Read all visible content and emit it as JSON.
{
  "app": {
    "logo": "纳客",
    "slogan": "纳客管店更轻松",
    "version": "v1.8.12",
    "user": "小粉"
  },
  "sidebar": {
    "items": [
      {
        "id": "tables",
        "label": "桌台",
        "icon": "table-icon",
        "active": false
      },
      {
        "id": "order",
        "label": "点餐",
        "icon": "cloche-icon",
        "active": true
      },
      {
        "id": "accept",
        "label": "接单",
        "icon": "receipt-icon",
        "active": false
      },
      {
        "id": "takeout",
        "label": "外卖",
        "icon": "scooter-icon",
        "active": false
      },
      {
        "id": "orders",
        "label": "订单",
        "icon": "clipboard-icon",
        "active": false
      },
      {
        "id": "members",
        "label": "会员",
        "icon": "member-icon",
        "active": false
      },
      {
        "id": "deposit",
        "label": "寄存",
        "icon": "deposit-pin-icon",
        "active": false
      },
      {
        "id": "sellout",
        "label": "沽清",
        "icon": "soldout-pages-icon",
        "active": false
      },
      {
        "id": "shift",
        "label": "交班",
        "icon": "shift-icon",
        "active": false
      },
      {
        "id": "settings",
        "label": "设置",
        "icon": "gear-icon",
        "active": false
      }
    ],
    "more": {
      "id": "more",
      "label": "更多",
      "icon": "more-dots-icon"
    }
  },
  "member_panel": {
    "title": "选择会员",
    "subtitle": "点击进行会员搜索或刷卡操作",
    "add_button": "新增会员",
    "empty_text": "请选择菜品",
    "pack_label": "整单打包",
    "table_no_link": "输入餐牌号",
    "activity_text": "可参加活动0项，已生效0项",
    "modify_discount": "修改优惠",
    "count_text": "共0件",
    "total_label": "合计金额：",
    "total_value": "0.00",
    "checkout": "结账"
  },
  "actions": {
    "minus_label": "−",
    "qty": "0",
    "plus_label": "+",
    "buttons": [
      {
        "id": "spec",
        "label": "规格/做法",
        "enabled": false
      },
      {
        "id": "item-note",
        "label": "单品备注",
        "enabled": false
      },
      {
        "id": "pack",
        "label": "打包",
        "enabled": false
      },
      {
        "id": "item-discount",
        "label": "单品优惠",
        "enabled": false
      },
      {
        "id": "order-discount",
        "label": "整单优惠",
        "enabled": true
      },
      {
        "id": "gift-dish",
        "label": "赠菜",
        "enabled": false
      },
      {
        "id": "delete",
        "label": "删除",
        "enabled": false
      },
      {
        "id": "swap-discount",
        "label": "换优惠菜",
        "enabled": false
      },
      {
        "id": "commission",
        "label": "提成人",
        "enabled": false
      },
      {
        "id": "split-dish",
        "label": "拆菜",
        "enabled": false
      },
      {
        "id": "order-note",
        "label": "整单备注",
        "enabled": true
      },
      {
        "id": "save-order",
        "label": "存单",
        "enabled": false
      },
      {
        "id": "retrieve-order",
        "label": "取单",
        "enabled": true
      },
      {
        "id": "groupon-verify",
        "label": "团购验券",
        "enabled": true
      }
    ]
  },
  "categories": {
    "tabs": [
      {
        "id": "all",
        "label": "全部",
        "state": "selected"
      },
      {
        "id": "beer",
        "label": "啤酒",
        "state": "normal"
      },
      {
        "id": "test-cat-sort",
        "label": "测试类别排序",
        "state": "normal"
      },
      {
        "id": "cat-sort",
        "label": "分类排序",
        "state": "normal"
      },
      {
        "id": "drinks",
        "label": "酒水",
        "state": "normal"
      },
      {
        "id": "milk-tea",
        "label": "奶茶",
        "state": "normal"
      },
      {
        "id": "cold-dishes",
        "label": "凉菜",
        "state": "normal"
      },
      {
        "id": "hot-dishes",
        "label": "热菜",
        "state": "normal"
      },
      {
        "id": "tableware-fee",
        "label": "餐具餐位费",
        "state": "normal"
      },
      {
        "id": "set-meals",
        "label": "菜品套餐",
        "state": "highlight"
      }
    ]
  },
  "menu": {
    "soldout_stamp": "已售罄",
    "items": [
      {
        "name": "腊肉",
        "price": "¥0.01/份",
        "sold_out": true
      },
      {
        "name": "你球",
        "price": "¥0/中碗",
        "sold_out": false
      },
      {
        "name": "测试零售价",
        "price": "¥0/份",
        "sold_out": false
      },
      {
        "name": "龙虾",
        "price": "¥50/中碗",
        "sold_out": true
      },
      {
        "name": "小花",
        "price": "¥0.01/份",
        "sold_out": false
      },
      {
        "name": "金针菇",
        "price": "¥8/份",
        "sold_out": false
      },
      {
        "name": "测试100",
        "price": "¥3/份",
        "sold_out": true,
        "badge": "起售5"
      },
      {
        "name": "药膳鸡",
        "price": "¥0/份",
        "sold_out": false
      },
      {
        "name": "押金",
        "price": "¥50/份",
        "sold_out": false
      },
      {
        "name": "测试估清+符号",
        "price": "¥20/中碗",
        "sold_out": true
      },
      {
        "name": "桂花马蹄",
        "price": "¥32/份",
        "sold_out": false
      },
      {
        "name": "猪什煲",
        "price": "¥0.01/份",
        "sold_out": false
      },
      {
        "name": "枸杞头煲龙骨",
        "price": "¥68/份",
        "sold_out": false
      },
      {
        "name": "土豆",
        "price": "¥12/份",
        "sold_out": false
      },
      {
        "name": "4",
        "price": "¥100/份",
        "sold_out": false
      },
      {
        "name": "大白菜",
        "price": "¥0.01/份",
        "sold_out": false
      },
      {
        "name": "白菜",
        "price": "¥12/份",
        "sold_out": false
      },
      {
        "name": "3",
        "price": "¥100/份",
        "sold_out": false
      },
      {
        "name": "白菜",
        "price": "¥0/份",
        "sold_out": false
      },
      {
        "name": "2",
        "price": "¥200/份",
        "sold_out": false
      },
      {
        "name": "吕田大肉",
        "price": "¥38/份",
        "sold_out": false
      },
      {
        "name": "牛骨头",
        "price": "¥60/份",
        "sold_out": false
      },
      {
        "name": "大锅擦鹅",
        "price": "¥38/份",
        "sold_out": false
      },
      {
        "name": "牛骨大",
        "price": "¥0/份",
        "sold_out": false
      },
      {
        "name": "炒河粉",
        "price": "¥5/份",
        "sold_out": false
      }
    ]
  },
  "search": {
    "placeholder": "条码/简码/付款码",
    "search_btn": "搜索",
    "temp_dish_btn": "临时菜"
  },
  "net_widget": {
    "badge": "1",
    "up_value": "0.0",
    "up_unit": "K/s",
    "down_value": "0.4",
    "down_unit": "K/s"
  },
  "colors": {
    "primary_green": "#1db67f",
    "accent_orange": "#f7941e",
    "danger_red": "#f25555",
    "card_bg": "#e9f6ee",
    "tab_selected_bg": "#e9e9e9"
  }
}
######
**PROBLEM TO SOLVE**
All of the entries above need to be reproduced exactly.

**TASK SOLUTION**
Read all visible content and emit it as JSON.
{
  "app": {
    "logo": "纳客",
    "slogan": "纳客管店更轻松",
    "version": "v1.8.12",
    "user": "小粉"
  },
  "sidebar": {
    "items": [
      {
        "id": "tables",
        "label": "桌台",
        "icon": "table-icon",
        "active": false
      },
      {
        "id": "order",
        "label": "点餐",
        "icon": "cloche-icon",
        "active": true
      },
      {
        "id": "accept",
        "label": "接单",
        "icon": "receipt-icon",
        "active": false
      },
      {
        "id": "takeout",
        "label": "外卖",
        "icon": "scooter-icon",
        "active": false
      },
      {
        "id": "orders",
        "label": "订单",
        "icon": "clipboard-icon",
        "active": false
      },
      {
        "id": "members",
        "label": "会员",
        "icon": "member-icon",
        "active": false
      },
      {
        "id": "deposit",
        "label": "寄存",
        "icon": "deposit-pin-icon",
        "active": false
      },
      {
        "id": "sellout",
        "label": "沽清",
        "icon": "soldout-pages-icon",
        "active": false
      },
      {
        "id": "shift",
        "label": "交班",
        "icon": "shift-icon",
        "active": false
      },
      {
        "id": "settings",
        "label": "设置",
        "icon": "gear-icon",
        "active": false
      }
    ],
    "more": {
      "id": "more",
      "label": "更多",
      "icon": "more-dots-icon"
    }
  },
  "member_panel": {
    "title": "选择会员",
    "subtitle": "点击进行会员搜索或刷卡操作",
    "add_button": "新增会员",
    "empty_text": "请选择菜品",
    "pack_label": "整单打包",
    "table_no_link": "输入餐牌号",
    "activity_text": "可参加活动0项，已生效0项",
    "modify_discount": "修改优惠",
    "count_text": "共0件",
    "total_label": "合计金额：",
    "total_value": "0.00",
    "checkout": "结账"
  },
  "actions": {
    "minus_label": "−",
    "qty": "0",
    "plus_label": "+",
    "buttons": [
      {
        "id": "spec",
        "label": "规格/做法",
        "enabled": false
      },
      {
        "id": "item-note",
        "label": "单品备注",
        "enabled": false
      },
      {
        "id": "pack",
        "label": "打包",
        "enabled": false
      },
      {
        "id": "item-discount",
        "label": "单品优惠",
        "enabled": false
      },
      {
        "id": "order-discount",
        "label": "整单优惠",
        "enabled": true
      },
      {
        "id": "gift-dish",
        "label": "赠菜",
        "enabled": false
      },
      {
        "id": "delete",
        "label": "删除",
        "enabled": false
      },
      {
        "id": "swap-discount",
        "label": "换优惠菜",
        "enabled": false
      },
      {
        "id": "commission",
        "label": "提成人",
        "enabled": false
      },
      {
        "id": "split-dish",
        "label": "拆菜",
        "enabled": false
      },
      {
        "id": "order-note",
        "label": "整单备注",
        "enabled": true
      },
      {
        "id": "save-order",
        "label": "存单",
        "enabled": false
      },
      {
        "id": "retrieve-order",
        "label": "取单",
        "enabled": true
      },
      {
        "id": "groupon-verify",
        "label": "团购验券",
        "enabled": true
      }
    ]
  },
  "categories": {
    "tabs": [
      {
        "id": "all",
        "label": "全部",
        "state": "selected"
      },
      {
        "id": "beer",
        "label": "啤酒",
        "state": "normal"
      },
      {
        "id": "test-cat-sort",
        "label": "测试类别排序",
        "state": "normal"
      },
      {
        "id": "cat-sort",
        "label": "分类排序",
        "state": "normal"
      },
      {
        "id": "drinks",
        "label": "酒水",
        "state": "normal"
      },
      {
        "id": "milk-tea",
        "label": "奶茶",
        "state": "normal"
      },
      {
        "id": "cold-dishes",
        "label": "凉菜",
        "state": "normal"
      },
      {
        "id": "hot-dishes",
        "label": "热菜",
        "state": "normal"
      },
      {
        "id": "tableware-fee",
        "label": "餐具餐位费",
        "state": "normal"
      },
      {
        "id": "set-meals",
        "label": "菜品套餐",
        "state": "highlight"
      }
    ]
  },
  "menu": {
    "soldout_stamp": "已售罄",
    "items": [
      {
        "name": "腊肉",
        "price": "¥0.01/份",
        "sold_out": true
      },
      {
        "name": "你球",
        "price": "¥0/中碗",
        "sold_out": false
      },
      {
        "name": "测试零售价",
        "price": "¥0/份",
        "sold_out": false
      },
      {
        "name": "龙虾",
        "price": "¥50/中碗",
        "sold_out": true
      },
      {
        "name": "小花",
        "price": "¥0.01/份",
        "sold_out": false
      },
      {
        "name": "金针菇",
        "price": "¥8/份",
        "sold_out": false
      },
      {
        "name": "测试100",
        "price": "¥3/份",
        "sold_out": true,
        "badge": "起售5"
      },
      {
        "name": "药膳鸡",
        "price": "¥0/份",
        "sold_out": false
      },
      {
        "name": "押金",
        "price": "¥50/份",
        "sold_out": false
      },
      {
        "name": "测试估清+符号",
        "price": "¥20/中碗",
        "sold_out": true
      },
      {
        "name": "桂花马蹄",
        "price": "¥32/份",
        "sold_out": false
      },
      {
        "name": "猪什煲",
        "price": "¥0.01/份",
        "sold_out": false
      },
      {
        "name": "枸杞头煲龙骨",
        "price": "¥68/份",
        "sold_out": false
      },
      {
        "name": "土豆",
        "price": "¥12/份",
        "sold_out": false
      },
      {
        "name": "4",
        "price": "¥100/份",
        "sold_out": false
      },
      {
        "name": "大白菜",
        "price": "¥0.01/份",
        "sold_out": false
      },
      {
        "name": "白菜",
        "price": "¥12/份",
        "sold_out": false
      },
      {
        "name": "3",
        "price": "¥100/份",
        "sold_out": false
      },
      {
        "name": "白菜",
        "price": "¥0/份",
        "sold_out": false
      },
      {
        "name": "2",
        "price": "¥200/份",
        "sold_out": false
      },
      {
        "name": "吕田大肉",
        "price": "¥38/份",
        "sold_out": false
      },
      {
        "name": "牛骨头",
        "price": "¥60/份",
        "sold_out": false
      },
      {
        "name": "大锅擦鹅",
        "price": "¥38/份",
        "sold_out": false
      },
      {
        "name": "牛骨大",
        "price": "¥0/份",
        "sold_out": false
      },
      {
        "name": "炒河粉",
        "price": "¥5/份",
        "sold_out": false
      }
    ]
  },
  "search": {
    "placeholder": "条码/简码/付款码",
    "search_btn": "搜索",
    "temp_dish_btn": "临时菜"
  },
  "net_widget": {
    "badge": "1",
    "up_value": "0.0",
    "up_unit": "K/s",
    "down_value": "0.4",
    "down_unit": "K/s"
  },
  "colors": {
    "primary_green": "#1db67f",
    "accent_orange": "#f7941e",
    "danger_red": "#f25555",
    "card_bg": "#e9f6ee",
    "tab_selected_bg": "#e9e9e9"
  }
}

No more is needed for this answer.